[INPUT DATA — start]
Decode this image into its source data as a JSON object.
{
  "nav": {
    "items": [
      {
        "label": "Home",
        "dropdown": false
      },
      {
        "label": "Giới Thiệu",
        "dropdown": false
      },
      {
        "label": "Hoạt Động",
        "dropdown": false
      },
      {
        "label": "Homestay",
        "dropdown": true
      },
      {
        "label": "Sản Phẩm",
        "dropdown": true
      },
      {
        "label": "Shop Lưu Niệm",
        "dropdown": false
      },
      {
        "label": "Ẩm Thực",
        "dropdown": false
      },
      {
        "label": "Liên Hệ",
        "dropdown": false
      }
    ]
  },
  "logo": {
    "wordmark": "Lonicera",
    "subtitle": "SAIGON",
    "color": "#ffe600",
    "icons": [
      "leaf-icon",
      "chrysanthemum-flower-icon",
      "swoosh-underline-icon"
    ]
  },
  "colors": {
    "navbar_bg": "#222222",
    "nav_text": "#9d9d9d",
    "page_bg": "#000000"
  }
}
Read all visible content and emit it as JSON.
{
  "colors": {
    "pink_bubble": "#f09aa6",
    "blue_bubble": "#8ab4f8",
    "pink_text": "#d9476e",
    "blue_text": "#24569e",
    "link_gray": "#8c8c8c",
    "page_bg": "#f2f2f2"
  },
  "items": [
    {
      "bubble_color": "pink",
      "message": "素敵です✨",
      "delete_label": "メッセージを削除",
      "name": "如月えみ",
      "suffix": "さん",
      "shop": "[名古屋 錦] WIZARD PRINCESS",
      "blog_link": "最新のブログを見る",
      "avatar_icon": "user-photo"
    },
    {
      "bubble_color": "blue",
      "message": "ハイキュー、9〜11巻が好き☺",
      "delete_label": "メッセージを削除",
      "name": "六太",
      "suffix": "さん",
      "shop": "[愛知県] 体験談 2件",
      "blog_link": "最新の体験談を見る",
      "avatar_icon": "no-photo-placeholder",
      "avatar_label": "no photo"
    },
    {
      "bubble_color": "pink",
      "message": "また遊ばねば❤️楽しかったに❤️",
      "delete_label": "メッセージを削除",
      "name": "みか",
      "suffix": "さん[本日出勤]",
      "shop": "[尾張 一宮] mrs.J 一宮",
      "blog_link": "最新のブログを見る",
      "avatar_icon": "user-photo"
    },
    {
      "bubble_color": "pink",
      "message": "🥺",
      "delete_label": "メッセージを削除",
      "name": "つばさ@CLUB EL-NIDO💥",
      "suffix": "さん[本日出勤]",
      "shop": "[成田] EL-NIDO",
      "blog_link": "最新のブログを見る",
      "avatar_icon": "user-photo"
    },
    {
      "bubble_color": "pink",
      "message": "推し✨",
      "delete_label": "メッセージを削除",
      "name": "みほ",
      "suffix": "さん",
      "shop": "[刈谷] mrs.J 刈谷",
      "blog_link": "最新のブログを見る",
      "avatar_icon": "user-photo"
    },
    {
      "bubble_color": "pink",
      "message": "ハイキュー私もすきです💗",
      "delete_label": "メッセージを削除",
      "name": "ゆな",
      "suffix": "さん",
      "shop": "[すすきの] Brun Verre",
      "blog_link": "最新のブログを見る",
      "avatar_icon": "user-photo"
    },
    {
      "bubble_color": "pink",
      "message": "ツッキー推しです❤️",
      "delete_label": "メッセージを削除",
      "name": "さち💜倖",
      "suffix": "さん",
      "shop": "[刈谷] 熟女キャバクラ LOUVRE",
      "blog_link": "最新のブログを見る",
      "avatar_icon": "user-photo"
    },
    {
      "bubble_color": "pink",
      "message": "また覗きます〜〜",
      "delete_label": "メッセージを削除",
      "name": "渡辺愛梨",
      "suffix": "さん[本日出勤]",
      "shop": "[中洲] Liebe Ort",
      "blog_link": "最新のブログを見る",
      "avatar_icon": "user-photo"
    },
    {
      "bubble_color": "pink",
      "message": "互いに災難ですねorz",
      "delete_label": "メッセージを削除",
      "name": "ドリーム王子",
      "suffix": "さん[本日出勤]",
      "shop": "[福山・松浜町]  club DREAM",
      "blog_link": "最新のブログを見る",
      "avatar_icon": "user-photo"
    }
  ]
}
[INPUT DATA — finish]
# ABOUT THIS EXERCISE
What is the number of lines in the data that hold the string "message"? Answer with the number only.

# WRITTEN ANSWER
9